RECORDS SUPPLIED:
....

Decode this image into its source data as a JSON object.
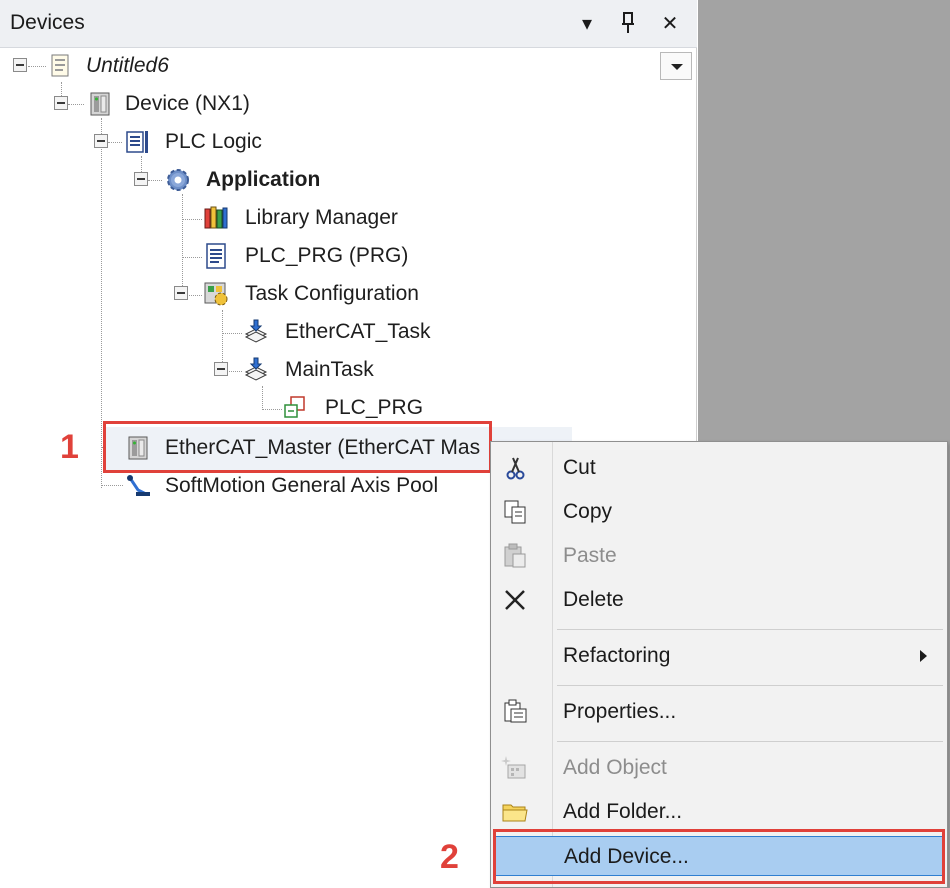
{
  "panel": {
    "title": "Devices",
    "header_icons": [
      "dropdown-arrow-icon",
      "pin-icon",
      "close-icon"
    ]
  },
  "tree": {
    "root": "Untitled6",
    "device": "Device (NX1)",
    "plc_logic": "PLC Logic",
    "application": "Application",
    "library_manager": "Library Manager",
    "plc_prg": "PLC_PRG (PRG)",
    "task_configuration": "Task Configuration",
    "ethercat_task": "EtherCAT_Task",
    "main_task": "MainTask",
    "main_task_plc_prg": "PLC_PRG",
    "ethercat_master": "EtherCAT_Master (EtherCAT Mas",
    "softmotion_pool": "SoftMotion General Axis Pool"
  },
  "context_menu": {
    "items": [
      {
        "label": "Cut",
        "icon": "scissors-icon",
        "enabled": true
      },
      {
        "label": "Copy",
        "icon": "copy-icon",
        "enabled": true
      },
      {
        "label": "Paste",
        "icon": "paste-icon",
        "enabled": false
      },
      {
        "label": "Delete",
        "icon": "delete-x-icon",
        "enabled": true
      },
      {
        "label": "Refactoring",
        "icon": "",
        "enabled": true,
        "submenu": true
      },
      {
        "label": "Properties...",
        "icon": "properties-icon",
        "enabled": true
      },
      {
        "label": "Add Object",
        "icon": "add-object-icon",
        "enabled": false
      },
      {
        "label": "Add Folder...",
        "icon": "folder-icon",
        "enabled": true
      },
      {
        "label": "Add Device...",
        "icon": "",
        "enabled": true,
        "highlighted": true
      }
    ]
  },
  "annotations": {
    "step1": "1",
    "step2": "2",
    "color": "#e0413a"
  },
  "colors": {
    "highlight": "#a9cdf1",
    "highlight_border": "#2f7fd1",
    "gray_background": "#a3a3a3"
  }
}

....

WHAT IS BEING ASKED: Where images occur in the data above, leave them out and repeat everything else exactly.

ANSWER BOX:
Decode this image into its source data as a JSON object.
{
  "panel": {
    "title": "Devices",
    "header_icons": [
      "dropdown-arrow-icon",
      "pin-icon",
      "close-icon"
    ]
  },
  "tree": {
    "root": "Untitled6",
    "device": "Device (NX1)",
    "plc_logic": "PLC Logic",
    "application": "Application",
    "library_manager": "Library Manager",
    "plc_prg": "PLC_PRG (PRG)",
    "task_configuration": "Task Configuration",
    "ethercat_task": "EtherCAT_Task",
    "main_task": "MainTask",
    "main_task_plc_prg": "PLC_PRG",
    "ethercat_master": "EtherCAT_Master (EtherCAT Mas",
    "softmotion_pool": "SoftMotion General Axis Pool"
  },
  "context_menu": {
    "items": [
      {
        "label": "Cut",
        "icon": "scissors-icon",
        "enabled": true
      },
      {
        "label": "Copy",
        "icon": "copy-icon",
        "enabled": true
      },
      {
        "label": "Paste",
        "icon": "paste-icon",
        "enabled": false
      },
      {
        "label": "Delete",
        "icon": "delete-x-icon",
        "enabled": true
      },
      {
        "label": "Refactoring",
        "icon": "",
        "enabled": true,
        "submenu": true
      },
      {
        "label": "Properties...",
        "icon": "properties-icon",
        "enabled": true
      },
      {
        "label": "Add Object",
        "icon": "add-object-icon",
        "enabled": false
      },
      {
        "label": "Add Folder...",
        "icon": "folder-icon",
        "enabled": true
      },
      {
        "label": "Add Device...",
        "icon": "",
        "enabled": true,
        "highlighted": true
      }
    ]
  },
  "annotations": {
    "step1": "1",
    "step2": "2",
    "color": "#e0413a"
  },
  "colors": {
    "highlight": "#a9cdf1",
    "highlight_border": "#2f7fd1",
    "gray_background": "#a3a3a3"
  }
}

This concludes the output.